In the week before election day, Ross stumbled over his words while struggling to explain his party’s controversial policy on transgender people and their access to public facilities. Asked in a BBC interview whether a trans woman is a woman, Ross told a BBC interviewer: “No. She is a male who has changed her sex but she has not changed her gender.”
After saying he had misspoken in the BBC interview, Ross clarified to POLITICO that his party’s policy would see transgender people effectively barred from using any toilets or facilities that are not classified as “gender-neutral” in public buildings run by Conservative councils.
Critics including the SNP’s Westminster deputy leader Kirsten Oswald and LGBTQ+ campaigners have argued that this policy would breach discrimination laws. Tim Hopkins, director of NGO the Equality Network, said: “A policy to force all trans people to use the gender-neutral toilets would be unlawful under the Equality Act as well as impractical.” Ross argues that the policy would be lawful.
The issue of transgender rights has become a key battleground in Scottish politics, with the SNP Scottish government currently pursuing contentious reforms that would introduce self-identification for trans people. The Scottish Tories are the only major Scottish party opposed to the reforms.
Another key pillar of the Tory campaign is a focus on the declining budgets of local authorities.
All 32 of Scotland’s local councils, including ones controlled by the SNP, said in December that they “cannot accept” the budget proposed by the Scottish government for all councils, which they consider a real-terms cut. The Scottish government has rejected figures set out by Cosla, the umbrella body of Scotland’s councils.
But Ross argues the SNP government is effectively asking Scottish councils “to do an awful lot more with less money” — leading to services like bin collections being reduced across the country.
Despite a clear attempt to focus on funding cuts and other issues where there’s clear blue water between the Tories and the SNP, Ross has remained on the backfoot answering questions about Partygate and Boris Johnson.
Asked if he forgives Johnson, the first prime minister to be fined by police in office, Ross is clear. “No. I’ve got no individual case — personally I didn’t lose anyone thankfully to COVID, but I know constituents who have. So on their behalf, I really am angry at what the prime minister did, what members of the government did, what civil servants did, what staff did in Downing Street or the Cabinet Office. And that’s why this doesn’t disappear, it doesn’t just go away.” He doesn’t rule out revisiting his position on the prime minister down the line.

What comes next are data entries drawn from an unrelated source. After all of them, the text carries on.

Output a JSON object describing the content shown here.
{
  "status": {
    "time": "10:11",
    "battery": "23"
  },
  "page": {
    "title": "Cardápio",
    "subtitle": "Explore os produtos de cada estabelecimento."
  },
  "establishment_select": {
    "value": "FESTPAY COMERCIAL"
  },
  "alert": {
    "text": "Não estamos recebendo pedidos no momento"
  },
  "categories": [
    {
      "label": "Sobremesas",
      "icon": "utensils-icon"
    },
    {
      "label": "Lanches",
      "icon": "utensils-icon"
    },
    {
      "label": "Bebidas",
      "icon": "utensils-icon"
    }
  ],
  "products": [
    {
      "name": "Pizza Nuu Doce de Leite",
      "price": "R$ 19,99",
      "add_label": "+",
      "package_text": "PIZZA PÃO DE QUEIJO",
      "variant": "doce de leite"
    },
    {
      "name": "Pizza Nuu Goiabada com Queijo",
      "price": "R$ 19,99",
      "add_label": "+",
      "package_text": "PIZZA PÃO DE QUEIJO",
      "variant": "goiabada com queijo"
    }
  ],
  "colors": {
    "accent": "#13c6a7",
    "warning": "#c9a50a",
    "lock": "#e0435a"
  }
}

If grim forecasts of a local election drubbing prove right, that rethink may come sooner rather than later.